Repeat the listing that comes next, leaving nothing out and changing nothing.
*** ENTRIES SUPPLIED Section Begins ***
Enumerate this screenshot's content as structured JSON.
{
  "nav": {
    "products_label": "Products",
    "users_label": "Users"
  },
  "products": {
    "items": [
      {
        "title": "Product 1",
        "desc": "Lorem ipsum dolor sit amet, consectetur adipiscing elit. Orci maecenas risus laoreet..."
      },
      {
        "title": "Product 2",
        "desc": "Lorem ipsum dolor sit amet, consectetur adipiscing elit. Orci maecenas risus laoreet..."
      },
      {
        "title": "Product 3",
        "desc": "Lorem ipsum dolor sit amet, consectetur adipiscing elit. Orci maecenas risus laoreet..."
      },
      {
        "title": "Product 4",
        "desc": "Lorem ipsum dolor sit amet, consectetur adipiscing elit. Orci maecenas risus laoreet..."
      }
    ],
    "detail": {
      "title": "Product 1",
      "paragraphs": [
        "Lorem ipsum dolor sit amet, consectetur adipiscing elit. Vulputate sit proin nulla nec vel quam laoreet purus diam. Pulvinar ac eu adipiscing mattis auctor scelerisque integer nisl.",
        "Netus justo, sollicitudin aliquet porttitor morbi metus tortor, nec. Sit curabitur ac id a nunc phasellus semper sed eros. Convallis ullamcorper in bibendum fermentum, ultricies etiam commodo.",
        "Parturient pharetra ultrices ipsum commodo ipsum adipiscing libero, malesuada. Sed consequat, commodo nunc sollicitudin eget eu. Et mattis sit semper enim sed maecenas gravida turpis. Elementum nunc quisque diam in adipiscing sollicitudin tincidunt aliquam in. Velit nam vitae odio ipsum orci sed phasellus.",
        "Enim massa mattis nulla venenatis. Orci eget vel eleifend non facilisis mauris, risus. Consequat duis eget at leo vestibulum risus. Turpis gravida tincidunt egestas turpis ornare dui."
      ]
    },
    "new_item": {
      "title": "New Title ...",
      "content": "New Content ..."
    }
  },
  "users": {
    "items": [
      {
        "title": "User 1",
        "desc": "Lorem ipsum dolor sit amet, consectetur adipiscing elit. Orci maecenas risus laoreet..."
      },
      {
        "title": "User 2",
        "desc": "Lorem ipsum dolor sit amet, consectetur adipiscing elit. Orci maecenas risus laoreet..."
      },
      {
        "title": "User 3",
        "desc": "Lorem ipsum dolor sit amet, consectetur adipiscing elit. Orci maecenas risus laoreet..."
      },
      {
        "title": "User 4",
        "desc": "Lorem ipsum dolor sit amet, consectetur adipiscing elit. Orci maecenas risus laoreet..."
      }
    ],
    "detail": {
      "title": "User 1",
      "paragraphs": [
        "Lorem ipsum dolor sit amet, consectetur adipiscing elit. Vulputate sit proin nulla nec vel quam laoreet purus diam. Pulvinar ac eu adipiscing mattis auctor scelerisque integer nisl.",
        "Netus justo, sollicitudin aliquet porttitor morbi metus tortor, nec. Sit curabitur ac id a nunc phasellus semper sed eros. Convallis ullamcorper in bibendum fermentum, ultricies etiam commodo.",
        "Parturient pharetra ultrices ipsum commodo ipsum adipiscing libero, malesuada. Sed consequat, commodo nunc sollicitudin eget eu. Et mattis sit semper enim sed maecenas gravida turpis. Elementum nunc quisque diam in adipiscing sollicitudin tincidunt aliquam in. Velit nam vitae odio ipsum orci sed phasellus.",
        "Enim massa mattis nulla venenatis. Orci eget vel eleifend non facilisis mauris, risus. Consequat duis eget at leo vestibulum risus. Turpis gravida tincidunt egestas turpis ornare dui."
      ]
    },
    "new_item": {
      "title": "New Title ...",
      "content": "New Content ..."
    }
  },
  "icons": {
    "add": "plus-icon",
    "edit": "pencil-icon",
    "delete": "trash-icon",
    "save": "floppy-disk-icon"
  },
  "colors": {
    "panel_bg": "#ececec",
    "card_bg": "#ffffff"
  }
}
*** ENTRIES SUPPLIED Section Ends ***
## RESULT FOR THIS TASK
Enumerate this screenshot's content as structured JSON.
{
  "nav": {
    "products_label": "Products",
    "users_label": "Users"
  },
  "products": {
    "items": [
      {
        "title": "Product 1",
        "desc": "Lorem ipsum dolor sit amet, consectetur adipiscing elit. Orci maecenas risus laoreet..."
      },
      {
        "title": "Product 2",
        "desc": "Lorem ipsum dolor sit amet, consectetur adipiscing elit. Orci maecenas risus laoreet..."
      },
      {
        "title": "Product 3",
        "desc": "Lorem ipsum dolor sit amet, consectetur adipiscing elit. Orci maecenas risus laoreet..."
      },
      {
        "title": "Product 4",
        "desc": "Lorem ipsum dolor sit amet, consectetur adipiscing elit. Orci maecenas risus laoreet..."
      }
    ],
    "detail": {
      "title": "Product 1",
      "paragraphs": [
        "Lorem ipsum dolor sit amet, consectetur adipiscing elit. Vulputate sit proin nulla nec vel quam laoreet purus diam. Pulvinar ac eu adipiscing mattis auctor scelerisque integer nisl.",
        "Netus justo, sollicitudin aliquet porttitor morbi metus tortor, nec. Sit curabitur ac id a nunc phasellus semper sed eros. Convallis ullamcorper in bibendum fermentum, ultricies etiam commodo.",
        "Parturient pharetra ultrices ipsum commodo ipsum adipiscing libero, malesuada. Sed consequat, commodo nunc sollicitudin eget eu. Et mattis sit semper enim sed maecenas gravida turpis. Elementum nunc quisque diam in adipiscing sollicitudin tincidunt aliquam in. Velit nam vitae odio ipsum orci sed phasellus.",
        "Enim massa mattis nulla venenatis. Orci eget vel eleifend non facilisis mauris, risus. Consequat duis eget at leo vestibulum risus. Turpis gravida tincidunt egestas turpis ornare dui."
      ]
    },
    "new_item": {
      "title": "New Title ...",
      "content": "New Content ..."
    }
  },
  "users": {
    "items": [
      {
        "title": "User 1",
        "desc": "Lorem ipsum dolor sit amet, consectetur adipiscing elit. Orci maecenas risus laoreet..."
      },
      {
        "title": "User 2",
        "desc": "Lorem ipsum dolor sit amet, consectetur adipiscing elit. Orci maecenas risus laoreet..."
      },
      {
        "title": "User 3",
        "desc": "Lorem ipsum dolor sit amet, consectetur adipiscing elit. Orci maecenas risus laoreet..."
      },
      {
        "title": "User 4",
        "desc": "Lorem ipsum dolor sit amet, consectetur adipiscing elit. Orci maecenas risus laoreet..."
      }
    ],
    "detail": {
      "title": "User 1",
      "paragraphs": [
        "Lorem ipsum dolor sit amet, consectetur adipiscing elit. Vulputate sit proin nulla nec vel quam laoreet purus diam. Pulvinar ac eu adipiscing mattis auctor scelerisque integer nisl.",
        "Netus justo, sollicitudin aliquet porttitor morbi metus tortor, nec. Sit curabitur ac id a nunc phasellus semper sed eros. Convallis ullamcorper in bibendum fermentum, ultricies etiam commodo.",
        "Parturient pharetra ultrices ipsum commodo ipsum adipiscing libero, malesuada. Sed consequat, commodo nunc sollicitudin eget eu. Et mattis sit semper enim sed maecenas gravida turpis. Elementum nunc quisque diam in adipiscing sollicitudin tincidunt aliquam in. Velit nam vitae odio ipsum orci sed phasellus.",
        "Enim massa mattis nulla venenatis. Orci eget vel eleifend non facilisis mauris, risus. Consequat duis eget at leo vestibulum risus. Turpis gravida tincidunt egestas turpis ornare dui."
      ]
    },
    "new_item": {
      "title": "New Title ...",
      "content": "New Content ..."
    }
  },
  "icons": {
    "add": "plus-icon",
    "edit": "pencil-icon",
    "delete": "trash-icon",
    "save": "floppy-disk-icon"
  },
  "colors": {
    "panel_bg": "#ececec",
    "card_bg": "#ffffff"
  }
}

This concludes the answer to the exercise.